**WHAT IS REQUIRED**
Take each line of the listing that has the string "cleared" and report it.

**DATA PROVIDED**
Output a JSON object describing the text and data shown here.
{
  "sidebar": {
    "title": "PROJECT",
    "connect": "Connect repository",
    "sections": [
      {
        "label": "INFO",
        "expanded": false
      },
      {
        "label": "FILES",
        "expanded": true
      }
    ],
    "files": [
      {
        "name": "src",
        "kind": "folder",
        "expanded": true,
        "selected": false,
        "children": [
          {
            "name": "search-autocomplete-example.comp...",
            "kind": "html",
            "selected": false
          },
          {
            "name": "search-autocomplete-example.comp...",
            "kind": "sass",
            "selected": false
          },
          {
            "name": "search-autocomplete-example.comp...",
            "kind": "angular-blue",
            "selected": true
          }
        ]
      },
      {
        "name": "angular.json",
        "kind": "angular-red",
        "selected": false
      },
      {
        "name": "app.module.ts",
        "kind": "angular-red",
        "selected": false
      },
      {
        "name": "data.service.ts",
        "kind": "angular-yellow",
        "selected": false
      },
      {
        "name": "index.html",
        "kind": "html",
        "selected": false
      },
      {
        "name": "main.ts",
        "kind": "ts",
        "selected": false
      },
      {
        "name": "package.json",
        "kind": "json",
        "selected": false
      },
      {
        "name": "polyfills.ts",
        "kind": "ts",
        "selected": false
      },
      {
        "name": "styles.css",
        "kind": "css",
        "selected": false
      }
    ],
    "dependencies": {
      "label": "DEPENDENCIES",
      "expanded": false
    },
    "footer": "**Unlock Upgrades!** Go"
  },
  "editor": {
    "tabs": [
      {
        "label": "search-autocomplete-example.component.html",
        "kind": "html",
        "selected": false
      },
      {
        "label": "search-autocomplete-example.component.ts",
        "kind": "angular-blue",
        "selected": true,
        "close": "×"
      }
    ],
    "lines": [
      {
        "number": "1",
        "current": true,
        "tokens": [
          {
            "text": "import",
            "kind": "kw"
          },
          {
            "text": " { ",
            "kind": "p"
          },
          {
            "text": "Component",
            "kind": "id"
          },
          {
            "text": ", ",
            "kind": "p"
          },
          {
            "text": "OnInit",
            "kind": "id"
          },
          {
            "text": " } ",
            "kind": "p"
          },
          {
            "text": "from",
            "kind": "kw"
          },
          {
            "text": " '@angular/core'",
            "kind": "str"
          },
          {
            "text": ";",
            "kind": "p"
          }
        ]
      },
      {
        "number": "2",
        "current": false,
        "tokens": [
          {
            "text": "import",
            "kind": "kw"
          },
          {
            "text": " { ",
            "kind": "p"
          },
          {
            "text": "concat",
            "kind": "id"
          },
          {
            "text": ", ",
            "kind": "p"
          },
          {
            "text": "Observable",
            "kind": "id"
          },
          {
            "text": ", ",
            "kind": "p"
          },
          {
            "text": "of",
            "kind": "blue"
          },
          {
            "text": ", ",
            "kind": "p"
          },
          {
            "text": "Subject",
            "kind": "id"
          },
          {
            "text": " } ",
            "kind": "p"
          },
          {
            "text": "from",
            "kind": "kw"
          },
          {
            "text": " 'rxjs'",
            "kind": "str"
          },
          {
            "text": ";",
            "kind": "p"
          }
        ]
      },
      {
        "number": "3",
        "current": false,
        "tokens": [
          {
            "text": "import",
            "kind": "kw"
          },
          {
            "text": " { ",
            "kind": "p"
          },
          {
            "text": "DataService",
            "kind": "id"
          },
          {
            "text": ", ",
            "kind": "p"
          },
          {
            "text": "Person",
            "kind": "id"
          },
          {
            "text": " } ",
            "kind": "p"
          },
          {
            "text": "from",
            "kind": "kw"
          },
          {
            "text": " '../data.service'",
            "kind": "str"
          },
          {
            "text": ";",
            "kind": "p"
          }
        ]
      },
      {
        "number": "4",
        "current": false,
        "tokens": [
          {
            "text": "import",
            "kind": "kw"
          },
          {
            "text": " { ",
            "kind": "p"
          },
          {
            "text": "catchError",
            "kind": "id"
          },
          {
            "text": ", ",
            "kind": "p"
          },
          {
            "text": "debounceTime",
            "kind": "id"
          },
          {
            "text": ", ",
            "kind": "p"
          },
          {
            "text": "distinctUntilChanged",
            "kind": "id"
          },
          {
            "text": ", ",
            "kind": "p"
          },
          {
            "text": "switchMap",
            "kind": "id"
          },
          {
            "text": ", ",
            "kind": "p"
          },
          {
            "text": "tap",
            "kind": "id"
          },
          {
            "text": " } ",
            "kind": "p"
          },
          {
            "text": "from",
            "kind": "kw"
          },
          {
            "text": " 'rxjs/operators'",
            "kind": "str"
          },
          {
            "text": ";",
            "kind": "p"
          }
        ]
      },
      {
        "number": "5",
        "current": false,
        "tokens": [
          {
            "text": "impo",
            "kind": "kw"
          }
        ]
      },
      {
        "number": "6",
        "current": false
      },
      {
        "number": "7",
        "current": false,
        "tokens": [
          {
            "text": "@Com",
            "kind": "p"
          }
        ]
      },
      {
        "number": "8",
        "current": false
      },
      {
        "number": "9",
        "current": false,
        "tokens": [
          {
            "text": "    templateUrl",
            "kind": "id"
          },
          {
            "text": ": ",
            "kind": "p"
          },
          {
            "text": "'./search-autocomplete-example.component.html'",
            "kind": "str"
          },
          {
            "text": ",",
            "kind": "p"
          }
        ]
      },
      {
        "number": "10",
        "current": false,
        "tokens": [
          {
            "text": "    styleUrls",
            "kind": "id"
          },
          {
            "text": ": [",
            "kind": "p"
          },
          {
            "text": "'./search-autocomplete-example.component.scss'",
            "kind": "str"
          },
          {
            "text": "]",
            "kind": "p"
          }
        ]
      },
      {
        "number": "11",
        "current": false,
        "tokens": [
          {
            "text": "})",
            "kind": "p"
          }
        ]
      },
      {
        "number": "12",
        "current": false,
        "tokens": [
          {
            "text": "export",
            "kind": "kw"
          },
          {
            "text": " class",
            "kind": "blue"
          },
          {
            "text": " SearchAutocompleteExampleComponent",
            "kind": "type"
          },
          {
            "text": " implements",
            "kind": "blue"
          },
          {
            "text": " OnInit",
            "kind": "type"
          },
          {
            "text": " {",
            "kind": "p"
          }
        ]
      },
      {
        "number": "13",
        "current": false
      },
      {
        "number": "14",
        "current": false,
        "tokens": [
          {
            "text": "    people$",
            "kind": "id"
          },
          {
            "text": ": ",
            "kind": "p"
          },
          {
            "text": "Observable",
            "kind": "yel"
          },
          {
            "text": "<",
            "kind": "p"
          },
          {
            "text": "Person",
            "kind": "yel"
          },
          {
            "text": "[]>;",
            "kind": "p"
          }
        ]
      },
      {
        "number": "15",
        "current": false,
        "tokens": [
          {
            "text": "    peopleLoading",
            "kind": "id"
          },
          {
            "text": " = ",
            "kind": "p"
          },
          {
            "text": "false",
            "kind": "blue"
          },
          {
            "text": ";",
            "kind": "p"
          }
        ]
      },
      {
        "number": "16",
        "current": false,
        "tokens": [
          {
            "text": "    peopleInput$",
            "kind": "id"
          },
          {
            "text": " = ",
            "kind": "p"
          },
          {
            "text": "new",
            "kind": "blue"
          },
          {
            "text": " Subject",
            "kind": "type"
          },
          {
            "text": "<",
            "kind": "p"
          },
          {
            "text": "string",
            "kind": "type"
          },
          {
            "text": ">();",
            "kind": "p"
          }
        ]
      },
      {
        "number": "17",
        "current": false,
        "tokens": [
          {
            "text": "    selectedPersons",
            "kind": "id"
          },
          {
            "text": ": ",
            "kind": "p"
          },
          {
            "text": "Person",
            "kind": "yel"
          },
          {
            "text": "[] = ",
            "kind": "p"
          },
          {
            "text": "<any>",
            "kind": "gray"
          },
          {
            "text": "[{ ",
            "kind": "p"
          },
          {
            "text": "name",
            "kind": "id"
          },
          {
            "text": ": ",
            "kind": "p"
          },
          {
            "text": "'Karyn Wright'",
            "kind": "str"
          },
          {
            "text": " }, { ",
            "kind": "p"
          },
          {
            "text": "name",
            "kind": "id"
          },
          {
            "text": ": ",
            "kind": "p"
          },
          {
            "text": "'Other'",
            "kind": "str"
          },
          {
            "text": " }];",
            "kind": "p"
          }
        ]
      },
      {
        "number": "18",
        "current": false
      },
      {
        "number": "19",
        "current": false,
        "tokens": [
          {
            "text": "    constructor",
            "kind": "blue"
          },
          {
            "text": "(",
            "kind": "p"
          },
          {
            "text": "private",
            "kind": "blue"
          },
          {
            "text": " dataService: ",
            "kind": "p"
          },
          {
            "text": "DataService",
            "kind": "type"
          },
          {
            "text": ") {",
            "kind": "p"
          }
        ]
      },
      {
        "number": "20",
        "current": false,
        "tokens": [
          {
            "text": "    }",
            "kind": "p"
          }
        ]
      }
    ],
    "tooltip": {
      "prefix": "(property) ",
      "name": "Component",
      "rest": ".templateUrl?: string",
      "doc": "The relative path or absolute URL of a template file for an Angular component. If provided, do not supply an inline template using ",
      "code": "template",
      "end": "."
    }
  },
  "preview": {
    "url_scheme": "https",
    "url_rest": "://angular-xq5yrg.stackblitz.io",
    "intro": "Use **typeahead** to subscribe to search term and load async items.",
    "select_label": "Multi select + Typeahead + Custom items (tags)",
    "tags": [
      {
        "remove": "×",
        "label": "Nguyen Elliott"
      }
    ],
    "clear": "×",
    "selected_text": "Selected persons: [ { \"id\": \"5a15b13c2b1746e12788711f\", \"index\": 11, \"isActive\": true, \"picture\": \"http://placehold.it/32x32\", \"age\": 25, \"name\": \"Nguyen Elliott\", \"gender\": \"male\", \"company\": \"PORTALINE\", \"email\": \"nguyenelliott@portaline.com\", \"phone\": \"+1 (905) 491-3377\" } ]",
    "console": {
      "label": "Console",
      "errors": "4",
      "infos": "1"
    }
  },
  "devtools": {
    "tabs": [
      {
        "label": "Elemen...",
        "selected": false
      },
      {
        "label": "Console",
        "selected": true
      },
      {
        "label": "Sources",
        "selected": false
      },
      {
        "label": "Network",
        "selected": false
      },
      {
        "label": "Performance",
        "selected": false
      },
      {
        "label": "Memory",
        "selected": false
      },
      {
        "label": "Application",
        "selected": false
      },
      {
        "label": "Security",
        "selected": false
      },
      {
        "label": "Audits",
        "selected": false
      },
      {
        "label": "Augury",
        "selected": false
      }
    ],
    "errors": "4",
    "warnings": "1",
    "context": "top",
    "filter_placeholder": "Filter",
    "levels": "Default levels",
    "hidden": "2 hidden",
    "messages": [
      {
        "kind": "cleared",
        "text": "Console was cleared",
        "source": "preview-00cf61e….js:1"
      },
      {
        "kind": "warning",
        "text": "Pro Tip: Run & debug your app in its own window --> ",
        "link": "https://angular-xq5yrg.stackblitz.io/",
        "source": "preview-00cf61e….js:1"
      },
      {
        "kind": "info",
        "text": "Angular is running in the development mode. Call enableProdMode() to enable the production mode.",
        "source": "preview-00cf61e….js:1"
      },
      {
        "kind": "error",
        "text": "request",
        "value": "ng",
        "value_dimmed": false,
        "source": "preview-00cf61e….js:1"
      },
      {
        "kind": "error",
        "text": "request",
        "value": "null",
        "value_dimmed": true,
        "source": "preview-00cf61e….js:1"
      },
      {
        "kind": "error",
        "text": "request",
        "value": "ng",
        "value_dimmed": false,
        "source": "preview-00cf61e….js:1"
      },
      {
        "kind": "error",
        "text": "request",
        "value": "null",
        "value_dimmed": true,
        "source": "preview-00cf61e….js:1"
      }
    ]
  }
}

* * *

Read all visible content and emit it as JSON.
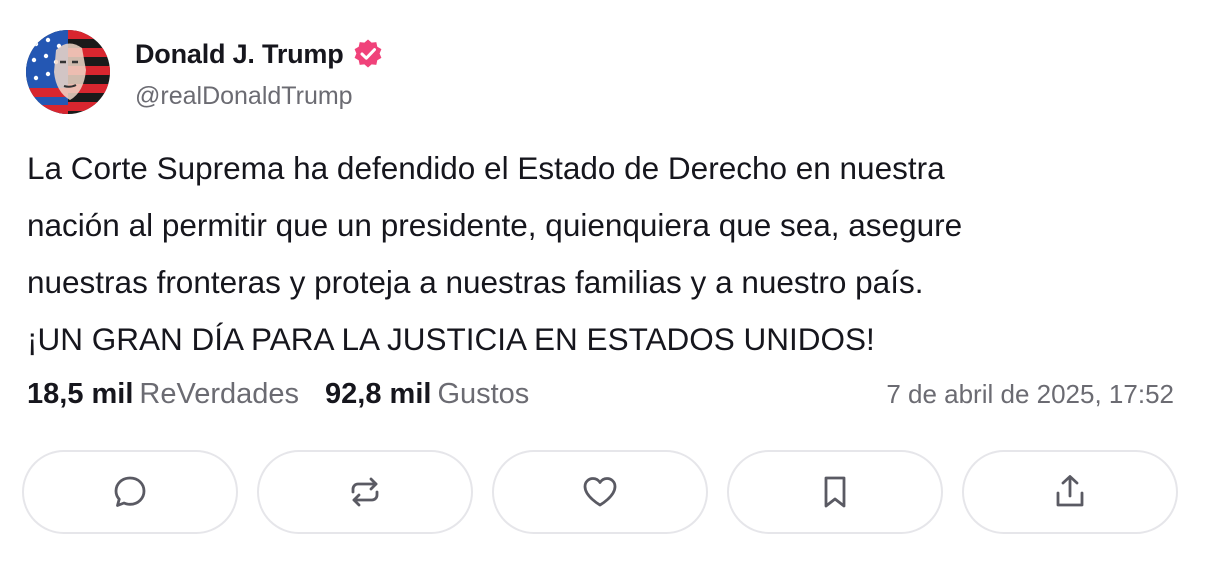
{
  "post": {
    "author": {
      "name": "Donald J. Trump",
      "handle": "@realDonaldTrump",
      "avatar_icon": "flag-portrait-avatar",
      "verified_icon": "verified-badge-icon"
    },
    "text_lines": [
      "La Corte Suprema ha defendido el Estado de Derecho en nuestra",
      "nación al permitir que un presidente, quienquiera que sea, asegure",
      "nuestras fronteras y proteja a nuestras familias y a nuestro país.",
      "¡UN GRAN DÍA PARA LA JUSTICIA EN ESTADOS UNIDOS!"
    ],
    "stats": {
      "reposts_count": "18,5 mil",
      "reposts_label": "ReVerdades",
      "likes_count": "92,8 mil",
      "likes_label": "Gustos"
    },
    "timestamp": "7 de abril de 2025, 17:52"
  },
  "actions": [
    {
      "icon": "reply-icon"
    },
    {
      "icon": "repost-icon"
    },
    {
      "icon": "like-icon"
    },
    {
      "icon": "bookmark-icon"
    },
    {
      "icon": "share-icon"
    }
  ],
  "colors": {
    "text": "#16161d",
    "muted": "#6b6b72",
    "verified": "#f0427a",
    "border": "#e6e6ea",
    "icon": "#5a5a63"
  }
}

**WRITTEN RESPONSE**
        "kind": "cleared",
        "text": "Console was cleared",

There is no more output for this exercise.